▶ _Exercise_
As soon as the line containing "Extract the structured" appears, start repeating lines exactly and continue to the end of the entries; please skip pictures.

(Listed entries begins)

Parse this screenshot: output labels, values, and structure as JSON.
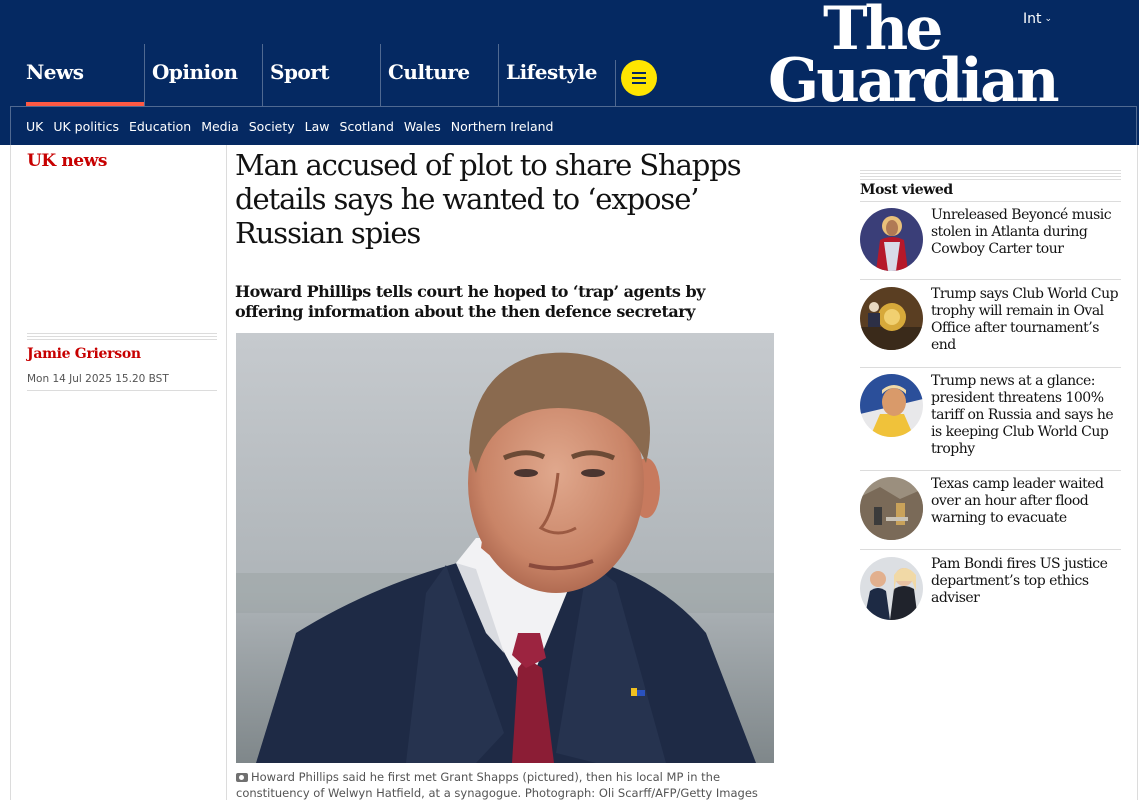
{
  "header": {
    "edition": "Int",
    "logo_line1": "The",
    "logo_line2": "Guardian",
    "pillars": [
      {
        "label": "News",
        "active": true
      },
      {
        "label": "Opinion",
        "active": false
      },
      {
        "label": "Sport",
        "active": false
      },
      {
        "label": "Culture",
        "active": false
      },
      {
        "label": "Lifestyle",
        "active": false
      }
    ],
    "menu_icon": "hamburger-icon",
    "subnav": [
      "UK",
      "UK politics",
      "Education",
      "Media",
      "Society",
      "Law",
      "Scotland",
      "Wales",
      "Northern Ireland"
    ]
  },
  "article": {
    "section": "UK news",
    "author": "Jamie Grierson",
    "date": "Mon 14 Jul 2025 15.20 BST",
    "headline": "Man accused of plot to share Shapps details says he wanted to ‘expose’ Russian spies",
    "standfirst": "Howard Phillips tells court he hoped to ‘trap’ agents by offering information about the then defence secretary",
    "caption": "Howard Phillips said he first met Grant Shapps (pictured), then his local MP in the constituency of Welwyn Hatfield, at a synagogue. Photograph: Oli Scarff/AFP/Getty Images"
  },
  "most_viewed": {
    "title": "Most viewed",
    "items": [
      {
        "title": "Unreleased Beyoncé music stolen in Atlanta during Cowboy Carter tour"
      },
      {
        "title": "Trump says Club World Cup trophy will remain in Oval Office after tournament’s end"
      },
      {
        "title": "Trump news at a glance: president threatens 100% tariff on Russia and says he is keeping Club World Cup trophy"
      },
      {
        "title": "Texas camp leader waited over an hour after flood warning to evacuate"
      },
      {
        "title": "Pam Bondi fires US justice department’s top ethics adviser"
      }
    ]
  },
  "colors": {
    "brand_blue": "#052962",
    "news_red": "#c70000",
    "menu_yellow": "#ffe500",
    "active_underline": "#ff5943"
  }
}
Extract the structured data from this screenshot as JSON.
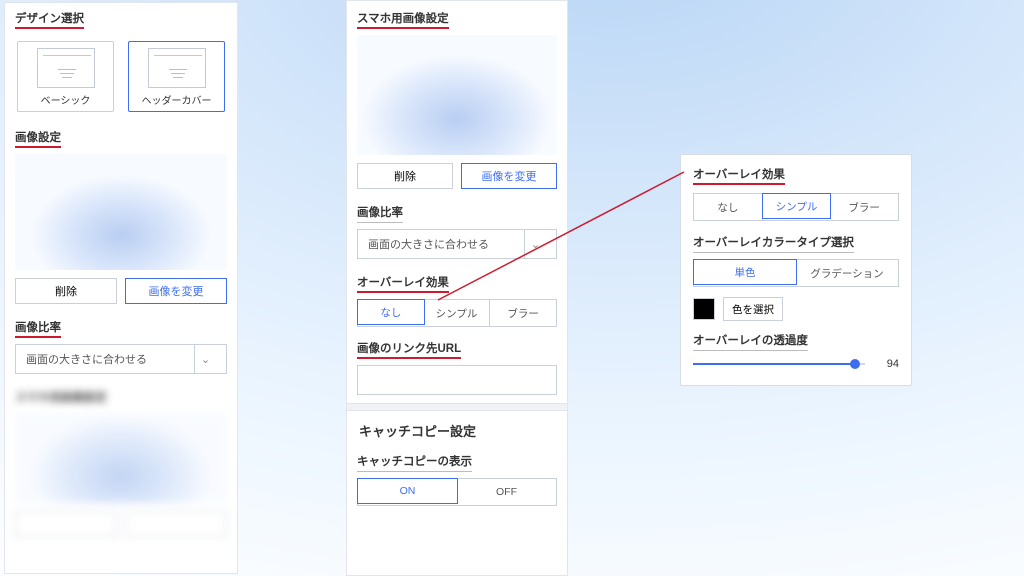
{
  "left": {
    "design_select_title": "デザイン選択",
    "tile_basic": "ベーシック",
    "tile_header_cover": "ヘッダーカバー",
    "image_settings_title": "画像設定",
    "btn_delete": "削除",
    "btn_change_image": "画像を変更",
    "image_ratio_title": "画像比率",
    "ratio_select_value": "画面の大きさに合わせる"
  },
  "mid": {
    "smartphone_image_title": "スマホ用画像設定",
    "btn_delete": "削除",
    "btn_change_image": "画像を変更",
    "image_ratio_title": "画像比率",
    "ratio_select_value": "画面の大きさに合わせる",
    "overlay_effect_title": "オーバーレイ効果",
    "overlay_none": "なし",
    "overlay_simple": "シンプル",
    "overlay_blur": "ブラー",
    "link_url_title": "画像のリンク先URL",
    "catch_copy_section": "キャッチコピー設定",
    "catch_copy_show_title": "キャッチコピーの表示",
    "toggle_on": "ON",
    "toggle_off": "OFF"
  },
  "right": {
    "overlay_effect_title": "オーバーレイ効果",
    "overlay_none": "なし",
    "overlay_simple": "シンプル",
    "overlay_blur": "ブラー",
    "color_type_title": "オーバーレイカラータイプ選択",
    "color_solid": "単色",
    "color_gradation": "グラデーション",
    "color_select_btn": "色を選択",
    "opacity_title": "オーバーレイの透過度",
    "opacity_value": "94"
  }
}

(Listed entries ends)

▶ _Solution to the problem_
Extract the structured data from this screenshot as JSON.
{
  "left": {
    "design_select_title": "デザイン選択",
    "tile_basic": "ベーシック",
    "tile_header_cover": "ヘッダーカバー",
    "image_settings_title": "画像設定",
    "btn_delete": "削除",
    "btn_change_image": "画像を変更",
    "image_ratio_title": "画像比率",
    "ratio_select_value": "画面の大きさに合わせる"
  },
  "mid": {
    "smartphone_image_title": "スマホ用画像設定",
    "btn_delete": "削除",
    "btn_change_image": "画像を変更",
    "image_ratio_title": "画像比率",
    "ratio_select_value": "画面の大きさに合わせる",
    "overlay_effect_title": "オーバーレイ効果",
    "overlay_none": "なし",
    "overlay_simple": "シンプル",
    "overlay_blur": "ブラー",
    "link_url_title": "画像のリンク先URL",
    "catch_copy_section": "キャッチコピー設定",
    "catch_copy_show_title": "キャッチコピーの表示",
    "toggle_on": "ON",
    "toggle_off": "OFF"
  },
  "right": {
    "overlay_effect_title": "オーバーレイ効果",
    "overlay_none": "なし",
    "overlay_simple": "シンプル",
    "overlay_blur": "ブラー",
    "color_type_title": "オーバーレイカラータイプ選択",
    "color_solid": "単色",
    "color_gradation": "グラデーション",
    "color_select_btn": "色を選択",
    "opacity_title": "オーバーレイの透過度",
    "opacity_value": "94"
  }
}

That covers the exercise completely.